In both scenarios it feels as if they are blasting through an invisible privacy geofence. And in both these scenarios you are triggered but others seem unaffected.

In my case I seem to particularly pick up on other people’s nervous energy or anxiety. It feels like it’s amplified many times over. It has, on occasion, caused me to ask complete strangers if they’re ok.

Is this ‘a thing’ – and if so what could cause it?

My own sense (and again, please bear in mind that I’m not a neuroscientist and that these are just musings) is that this sensory sensitivity could occur if certain very subtle, almost invisible, non-conscious cues are being picked up. Cues that wouldn’t necessarily be observed or noticed by others.

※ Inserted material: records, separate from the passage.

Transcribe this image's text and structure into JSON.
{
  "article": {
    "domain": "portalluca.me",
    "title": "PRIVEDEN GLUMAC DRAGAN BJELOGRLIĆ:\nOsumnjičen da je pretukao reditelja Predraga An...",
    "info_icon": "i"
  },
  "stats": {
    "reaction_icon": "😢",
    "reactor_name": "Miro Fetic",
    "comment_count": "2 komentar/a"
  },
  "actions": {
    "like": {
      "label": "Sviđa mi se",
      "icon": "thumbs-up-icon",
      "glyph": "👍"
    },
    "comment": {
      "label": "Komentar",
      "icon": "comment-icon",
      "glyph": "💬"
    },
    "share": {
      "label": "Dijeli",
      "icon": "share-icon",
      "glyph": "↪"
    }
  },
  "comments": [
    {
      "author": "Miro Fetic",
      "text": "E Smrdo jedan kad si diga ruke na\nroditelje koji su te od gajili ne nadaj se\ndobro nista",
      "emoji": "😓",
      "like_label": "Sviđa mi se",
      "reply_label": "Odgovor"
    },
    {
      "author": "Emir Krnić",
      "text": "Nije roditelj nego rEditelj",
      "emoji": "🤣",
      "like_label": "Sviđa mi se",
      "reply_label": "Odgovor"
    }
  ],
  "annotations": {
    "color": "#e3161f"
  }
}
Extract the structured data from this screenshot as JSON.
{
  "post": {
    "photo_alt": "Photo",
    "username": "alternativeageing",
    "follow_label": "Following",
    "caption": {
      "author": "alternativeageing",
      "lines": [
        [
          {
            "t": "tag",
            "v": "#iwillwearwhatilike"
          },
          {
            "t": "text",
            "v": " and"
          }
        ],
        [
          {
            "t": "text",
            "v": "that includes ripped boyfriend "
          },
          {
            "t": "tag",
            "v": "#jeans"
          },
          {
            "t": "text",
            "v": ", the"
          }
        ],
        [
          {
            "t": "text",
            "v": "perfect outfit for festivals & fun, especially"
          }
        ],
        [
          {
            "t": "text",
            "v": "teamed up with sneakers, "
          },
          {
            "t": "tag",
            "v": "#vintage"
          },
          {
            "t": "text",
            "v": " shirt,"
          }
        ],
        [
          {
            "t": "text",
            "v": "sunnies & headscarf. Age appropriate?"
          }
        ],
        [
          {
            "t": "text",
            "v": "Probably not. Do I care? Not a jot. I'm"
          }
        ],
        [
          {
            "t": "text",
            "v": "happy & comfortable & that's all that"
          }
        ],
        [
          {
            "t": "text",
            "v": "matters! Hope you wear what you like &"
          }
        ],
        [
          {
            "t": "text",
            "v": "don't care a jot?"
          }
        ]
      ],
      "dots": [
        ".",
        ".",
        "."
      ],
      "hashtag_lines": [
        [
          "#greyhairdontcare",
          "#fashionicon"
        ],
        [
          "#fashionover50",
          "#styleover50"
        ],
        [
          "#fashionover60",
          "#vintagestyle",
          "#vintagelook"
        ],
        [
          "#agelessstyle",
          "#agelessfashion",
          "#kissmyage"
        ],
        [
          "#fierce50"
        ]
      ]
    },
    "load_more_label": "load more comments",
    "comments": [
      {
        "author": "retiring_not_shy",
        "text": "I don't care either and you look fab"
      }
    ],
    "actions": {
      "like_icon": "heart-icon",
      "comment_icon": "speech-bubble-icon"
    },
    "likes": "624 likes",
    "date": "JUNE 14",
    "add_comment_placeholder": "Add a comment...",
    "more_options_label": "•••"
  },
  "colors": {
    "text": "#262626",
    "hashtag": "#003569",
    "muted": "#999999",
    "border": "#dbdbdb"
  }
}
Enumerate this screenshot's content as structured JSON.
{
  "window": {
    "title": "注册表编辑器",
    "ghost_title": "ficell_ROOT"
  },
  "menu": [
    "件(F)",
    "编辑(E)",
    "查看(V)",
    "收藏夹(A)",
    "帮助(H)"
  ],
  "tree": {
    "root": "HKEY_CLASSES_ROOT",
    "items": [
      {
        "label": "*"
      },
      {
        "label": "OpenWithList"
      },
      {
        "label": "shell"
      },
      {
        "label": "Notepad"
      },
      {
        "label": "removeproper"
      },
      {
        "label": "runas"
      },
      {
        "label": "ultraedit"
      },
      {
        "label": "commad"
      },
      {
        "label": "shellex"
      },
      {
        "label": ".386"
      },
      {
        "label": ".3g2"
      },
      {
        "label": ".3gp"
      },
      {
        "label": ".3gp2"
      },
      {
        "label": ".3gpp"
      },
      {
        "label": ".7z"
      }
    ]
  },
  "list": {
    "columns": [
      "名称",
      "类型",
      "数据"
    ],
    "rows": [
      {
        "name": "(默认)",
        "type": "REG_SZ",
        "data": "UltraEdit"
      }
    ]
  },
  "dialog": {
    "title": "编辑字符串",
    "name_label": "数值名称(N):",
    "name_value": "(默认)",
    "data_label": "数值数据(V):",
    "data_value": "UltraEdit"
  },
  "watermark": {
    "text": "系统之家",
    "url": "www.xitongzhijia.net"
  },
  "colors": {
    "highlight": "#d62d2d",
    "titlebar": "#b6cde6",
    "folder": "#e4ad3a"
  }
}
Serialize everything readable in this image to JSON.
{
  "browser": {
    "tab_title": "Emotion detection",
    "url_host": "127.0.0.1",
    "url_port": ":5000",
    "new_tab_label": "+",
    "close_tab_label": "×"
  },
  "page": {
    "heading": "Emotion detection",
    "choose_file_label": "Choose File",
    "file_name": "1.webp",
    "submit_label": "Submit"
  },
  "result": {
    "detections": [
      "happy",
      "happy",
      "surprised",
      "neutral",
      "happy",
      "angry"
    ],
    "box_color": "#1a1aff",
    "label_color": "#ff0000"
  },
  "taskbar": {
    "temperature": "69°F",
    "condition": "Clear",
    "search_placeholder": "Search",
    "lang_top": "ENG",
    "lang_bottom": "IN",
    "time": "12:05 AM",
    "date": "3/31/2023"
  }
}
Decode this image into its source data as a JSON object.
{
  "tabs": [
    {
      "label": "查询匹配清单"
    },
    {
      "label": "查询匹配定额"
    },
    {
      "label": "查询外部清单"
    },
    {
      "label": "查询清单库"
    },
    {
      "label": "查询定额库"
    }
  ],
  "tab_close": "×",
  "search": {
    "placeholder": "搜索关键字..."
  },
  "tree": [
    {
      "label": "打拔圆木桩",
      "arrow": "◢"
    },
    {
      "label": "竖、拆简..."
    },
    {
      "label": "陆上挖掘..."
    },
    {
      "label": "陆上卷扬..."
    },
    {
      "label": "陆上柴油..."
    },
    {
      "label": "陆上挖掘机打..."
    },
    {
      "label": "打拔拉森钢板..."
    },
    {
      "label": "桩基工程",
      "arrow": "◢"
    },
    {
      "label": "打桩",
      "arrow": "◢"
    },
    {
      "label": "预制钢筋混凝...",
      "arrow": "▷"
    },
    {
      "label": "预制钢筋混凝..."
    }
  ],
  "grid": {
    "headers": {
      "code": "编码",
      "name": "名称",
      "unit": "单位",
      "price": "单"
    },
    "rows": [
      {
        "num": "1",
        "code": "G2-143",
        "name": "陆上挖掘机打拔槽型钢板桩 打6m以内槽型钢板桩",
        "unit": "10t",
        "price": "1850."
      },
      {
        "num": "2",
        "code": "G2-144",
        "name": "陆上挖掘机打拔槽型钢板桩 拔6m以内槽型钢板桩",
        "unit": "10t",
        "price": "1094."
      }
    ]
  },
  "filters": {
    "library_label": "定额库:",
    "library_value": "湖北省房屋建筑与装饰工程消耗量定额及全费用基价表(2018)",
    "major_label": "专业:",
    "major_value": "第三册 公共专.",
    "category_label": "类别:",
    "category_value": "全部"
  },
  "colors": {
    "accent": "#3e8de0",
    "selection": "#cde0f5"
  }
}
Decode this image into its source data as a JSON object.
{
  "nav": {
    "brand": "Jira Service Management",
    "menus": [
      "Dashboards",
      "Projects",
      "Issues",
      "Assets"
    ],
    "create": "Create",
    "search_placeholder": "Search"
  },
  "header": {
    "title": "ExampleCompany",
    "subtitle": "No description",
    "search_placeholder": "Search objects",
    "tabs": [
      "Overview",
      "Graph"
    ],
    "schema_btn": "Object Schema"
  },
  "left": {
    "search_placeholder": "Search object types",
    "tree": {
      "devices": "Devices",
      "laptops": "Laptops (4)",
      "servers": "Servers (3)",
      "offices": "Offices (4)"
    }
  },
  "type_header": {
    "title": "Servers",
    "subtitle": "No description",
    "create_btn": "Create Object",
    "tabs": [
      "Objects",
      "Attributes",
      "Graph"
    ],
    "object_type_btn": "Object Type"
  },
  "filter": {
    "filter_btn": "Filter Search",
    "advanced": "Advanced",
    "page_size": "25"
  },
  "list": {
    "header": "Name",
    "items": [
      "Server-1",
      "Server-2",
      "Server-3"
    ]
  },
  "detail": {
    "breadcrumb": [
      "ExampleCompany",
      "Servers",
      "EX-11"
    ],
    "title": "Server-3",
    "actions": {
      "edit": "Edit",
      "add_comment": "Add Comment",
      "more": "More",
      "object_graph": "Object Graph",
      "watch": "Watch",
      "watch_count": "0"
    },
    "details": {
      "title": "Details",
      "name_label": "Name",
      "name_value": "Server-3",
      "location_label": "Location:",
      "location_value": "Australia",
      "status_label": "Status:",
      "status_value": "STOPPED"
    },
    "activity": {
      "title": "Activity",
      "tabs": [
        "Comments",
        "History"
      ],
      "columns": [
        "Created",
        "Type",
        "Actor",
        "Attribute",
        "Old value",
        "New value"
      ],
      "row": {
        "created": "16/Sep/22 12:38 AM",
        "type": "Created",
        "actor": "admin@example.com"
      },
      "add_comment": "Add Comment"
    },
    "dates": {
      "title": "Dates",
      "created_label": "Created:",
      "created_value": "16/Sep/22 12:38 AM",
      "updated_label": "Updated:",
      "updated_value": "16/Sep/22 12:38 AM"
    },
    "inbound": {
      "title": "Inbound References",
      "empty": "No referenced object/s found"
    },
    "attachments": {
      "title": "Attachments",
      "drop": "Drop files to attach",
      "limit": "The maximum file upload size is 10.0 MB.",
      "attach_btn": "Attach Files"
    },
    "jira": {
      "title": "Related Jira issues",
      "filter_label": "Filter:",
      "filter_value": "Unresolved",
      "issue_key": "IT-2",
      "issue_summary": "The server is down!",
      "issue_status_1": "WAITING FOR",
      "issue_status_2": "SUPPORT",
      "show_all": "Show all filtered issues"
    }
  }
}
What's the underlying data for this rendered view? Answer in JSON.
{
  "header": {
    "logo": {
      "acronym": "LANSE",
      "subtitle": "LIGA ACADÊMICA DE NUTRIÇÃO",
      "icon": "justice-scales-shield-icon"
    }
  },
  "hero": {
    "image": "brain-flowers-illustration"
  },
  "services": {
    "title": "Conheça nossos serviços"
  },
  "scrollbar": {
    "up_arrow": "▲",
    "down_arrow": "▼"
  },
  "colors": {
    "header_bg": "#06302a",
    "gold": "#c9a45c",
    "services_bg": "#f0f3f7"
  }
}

If so, it would bear similarities with misophonia. While the majority of non-misophones wouldn’t register someone chewing gum on public transport, they could acknowledge it if you specifically pointed it out to them. By contrast, a misophone would be so hyperaware of the gum chewing as to be in agony.

In the case of ‘over presence’, if this theory stands, we might be picking up almost imperceptible micro behaviours and/or physiological changes in others and that this somehow triggers us.

For example it could be a slightly irregular gait… certain pheromones given off by the individual… even a perception of their stress levels (facial flushing, their heartbeat).

If so, you could say that such a sensitivity, while exhausting and frustrating at times, could prove useful in certain situations.

For example it may alert us to individuals in need… and also help warn us off edgy, unpredictable characters and keep us safe.

Of course the explanation may well be a lot simpler than this. Maybe the ’triggers’ themselves are red herrings. Perhaps the sensory information being received is confused – either in the way it’s received, or the way it’s interpreted by the brain.

If the latter is true, then rather than having a heightened sensitivity to ‘useful’ data in our environment (for example sensing that a person may need our help… or may wish to do us harm) our brains have a heightened reactivity to irrelevant information. It’s then a case of mis-wiring and that our radar is off.

I think it’s also important to consider how far such a phenomenon could cross over into misokinesia territory.

Misokinesia – as we know it- – largely refers to visual triggers (hand movements, face touching etc) but should it also cover other elements, such as proximity and other less obvious visual triggers?

Or perhaps this is something that only I’ve experienced.

I realise this is a shallow dive into a deep and multifaceted topic but I think it’s important to air this in case there does need to be further debate on this topic.

Have you experienced this feeling of ‘over presence’ too? Is this something that’s unique to me, unique to a percentage of us or a common theme for misophones?

I would be fascinated to hear your thoughts.